* **Exercise**: Copy every line of the entries that has the string "Todos" in it.

* **Supplied data**:
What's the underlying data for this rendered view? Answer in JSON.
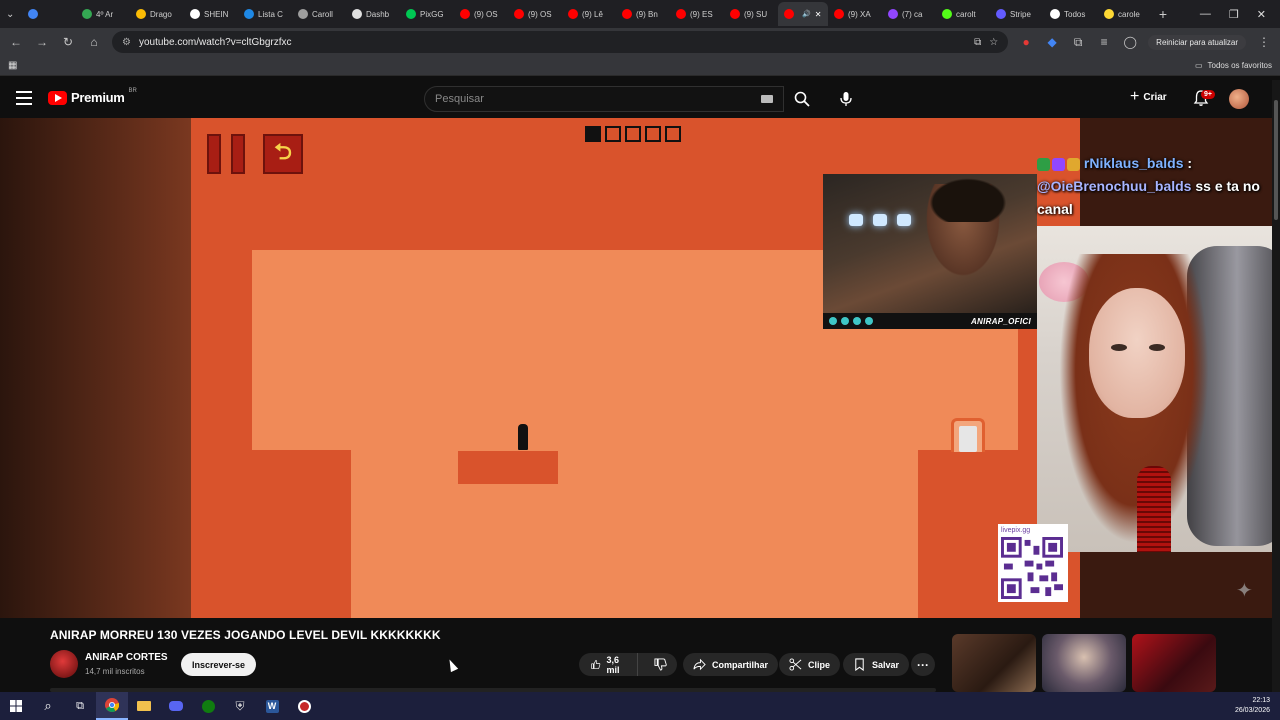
{
  "browser": {
    "tabs": [
      {
        "label": "",
        "color": "#4285f4"
      },
      {
        "label": "4º Ar",
        "color": "#34a853"
      },
      {
        "label": "Drago",
        "color": "#fbbc05"
      },
      {
        "label": "SHEIN",
        "color": "#ffffff"
      },
      {
        "label": "Lista C",
        "color": "#1e88e5"
      },
      {
        "label": "Caroll",
        "color": "#9e9e9e"
      },
      {
        "label": "Dashb",
        "color": "#e0e0e0"
      },
      {
        "label": "PixGG",
        "color": "#00c853"
      },
      {
        "label": "(9) OS",
        "color": "#ff0000"
      },
      {
        "label": "(9) OS",
        "color": "#ff0000"
      },
      {
        "label": "(9) Lê",
        "color": "#ff0000"
      },
      {
        "label": "(9) Bn",
        "color": "#ff0000"
      },
      {
        "label": "(9) ES",
        "color": "#ff0000"
      },
      {
        "label": "(9) SU",
        "color": "#ff0000"
      },
      {
        "label": "",
        "color": "#ff0000",
        "active": true
      },
      {
        "label": "(9) XA",
        "color": "#ff0000"
      },
      {
        "label": "(7) ca",
        "color": "#9146ff"
      },
      {
        "label": "carolt",
        "color": "#53fc18"
      },
      {
        "label": "Stripe",
        "color": "#635bff"
      },
      {
        "label": "Todos",
        "color": "#ffffff"
      },
      {
        "label": "carole",
        "color": "#fdd835"
      }
    ],
    "url": "youtube.com/watch?v=cltGbgrzfxc",
    "restart_label": "Reiniciar para atualizar",
    "all_bookmarks": "Todos os favoritos"
  },
  "youtube": {
    "logo_text": "Premium",
    "region": "BR",
    "search_placeholder": "Pesquisar",
    "create_label": "Criar",
    "notif_badge": "9+"
  },
  "game": {
    "levels_total": 5,
    "levels_done": 1,
    "restart_glyph": "⮌"
  },
  "overlay": {
    "chat_user1": "rNiklaus_balds",
    "chat_colon": ":",
    "chat_mention": "@OieBrenochuu_balds",
    "chat_text": " ss e ta no canal",
    "cam_tag": "ANIRAP_OFICI",
    "qr_label": "livepix.gg"
  },
  "video": {
    "title": "ANIRAP MORREU 130 VEZES JOGANDO LEVEL DEVIL KKKKKKKK",
    "channel": "ANIRAP CORTES",
    "subscribers": "14,7 mil inscritos",
    "subscribe_label": "Inscrever-se",
    "likes": "3,6 mil",
    "share_label": "Compartilhar",
    "clip_label": "Clipe",
    "save_label": "Salvar",
    "more_label": "···"
  },
  "taskbar": {
    "time": "22:13",
    "date": "26/03/2026"
  }
}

* **Finished task**:
        "label": "Todos",
    "all_bookmarks": "Todos os favoritos"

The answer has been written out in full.